Moringa oleifera - from plant to (simple) medicine

M.G. Marcu

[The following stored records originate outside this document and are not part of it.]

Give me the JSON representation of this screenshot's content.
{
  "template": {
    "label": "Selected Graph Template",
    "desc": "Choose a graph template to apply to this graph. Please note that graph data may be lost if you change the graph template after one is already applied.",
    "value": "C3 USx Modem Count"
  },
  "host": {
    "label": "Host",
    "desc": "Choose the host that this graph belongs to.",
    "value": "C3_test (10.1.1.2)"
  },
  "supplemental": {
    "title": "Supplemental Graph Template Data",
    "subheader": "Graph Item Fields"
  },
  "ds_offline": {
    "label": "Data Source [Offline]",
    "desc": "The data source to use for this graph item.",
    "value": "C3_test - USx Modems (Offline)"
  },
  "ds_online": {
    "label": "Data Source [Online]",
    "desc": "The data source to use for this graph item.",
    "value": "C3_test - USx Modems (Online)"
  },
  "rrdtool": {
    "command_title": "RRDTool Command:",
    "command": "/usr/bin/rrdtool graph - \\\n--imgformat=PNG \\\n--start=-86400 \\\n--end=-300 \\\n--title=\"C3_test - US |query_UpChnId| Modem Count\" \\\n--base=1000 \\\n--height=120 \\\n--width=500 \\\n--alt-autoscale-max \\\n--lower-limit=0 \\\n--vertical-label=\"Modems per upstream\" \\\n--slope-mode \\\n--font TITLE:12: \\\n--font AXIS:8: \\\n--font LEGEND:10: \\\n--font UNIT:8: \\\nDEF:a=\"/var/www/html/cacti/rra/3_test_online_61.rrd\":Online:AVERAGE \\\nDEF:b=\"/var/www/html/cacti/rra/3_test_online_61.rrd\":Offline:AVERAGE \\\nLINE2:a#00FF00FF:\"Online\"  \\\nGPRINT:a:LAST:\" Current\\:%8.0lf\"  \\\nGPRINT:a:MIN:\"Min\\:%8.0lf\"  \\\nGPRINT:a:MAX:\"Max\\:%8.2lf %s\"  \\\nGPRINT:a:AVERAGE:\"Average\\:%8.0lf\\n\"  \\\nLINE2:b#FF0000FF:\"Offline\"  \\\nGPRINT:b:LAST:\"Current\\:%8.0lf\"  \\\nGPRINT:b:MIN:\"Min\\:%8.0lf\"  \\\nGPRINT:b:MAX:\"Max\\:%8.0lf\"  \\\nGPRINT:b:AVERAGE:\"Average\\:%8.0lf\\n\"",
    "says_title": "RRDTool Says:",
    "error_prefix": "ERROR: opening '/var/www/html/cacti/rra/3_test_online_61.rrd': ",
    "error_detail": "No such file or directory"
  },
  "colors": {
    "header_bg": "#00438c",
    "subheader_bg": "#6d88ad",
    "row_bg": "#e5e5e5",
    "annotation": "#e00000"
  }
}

Moringa oleifera is acknowledged for a multitude of uses in nutrition, medicine, cosmetics and water purification. In many parts of the world, the full potential of this plant could be capitalized on, with resulting huge economic benefit to the communities who depend on indigenous plants. Moringa's medicinal benefits, diverse and exciting, have not been rigorously proven in human clinical trials for their efficacy and toxicity, but rather have been demonstrated in vitro and in various animal models. Some human studies are ongoing now. Further studies to characterize various compounds are needed, but there is already a plethora of therapeutic properties that can support the development of pharmacological products. The question is: which ones, and what are the simplest and fastest ways? Over 120 plant-derived (isolated or in complex mixtures) substances are sold as drugs worldwide, but countries regulate herbal medicines differently. Valeriana officinalis and Echinacea sp., among others, are used successfully as standardized plant extracts. Another extensively used plant extract - that of Viscum album, has satisfactory clinical evidence to support anticancer effects. Similarly, moringa could be used as an extract, or in other simple formulations, standardized in specific amounts of various active substances, for many medicinal applications: antibacterial, anticancer and others, to be discussed here. Furthermore, bioactivity-guided fractionation of moringa crude extracts could provide a wide array of potent actions. Sometimes the isolated chemical is not as effective therapeutically as the plant extract of origin, or it can induce resistance in an infectious agent while the whole extract will not. For these and other reasons, moringa crude extract can offer a rich arsenal of valuable chemicals with antibacterial properties. In conclusion, with increasing development cost of new drugs, alternative approaches like the study of herbal extracts hitting multiple targets could be considered. Moringa oleifera should be one of the best candidates for such development. The main challenge remains finding the necessary funding for expensive large-scale human studies on not patentable plant crude extracts. This review will focus on the pharmacognosy of moringa, more specifically the phytotherapy possibilities using moringa crude extracts.
Marcu, M.G. (2017). Moringa oleifera - from plant to (simple) medicine. Acta Hortic. 1158, 225-234
DOI: 10.17660/ActaHortic.2017.1158.26
https://doi.org/10.17660/ActaHortic.2017.1158.26
moringa, natural products, plant-derived drug, plant extract, drug development
English

Acta Horticulturae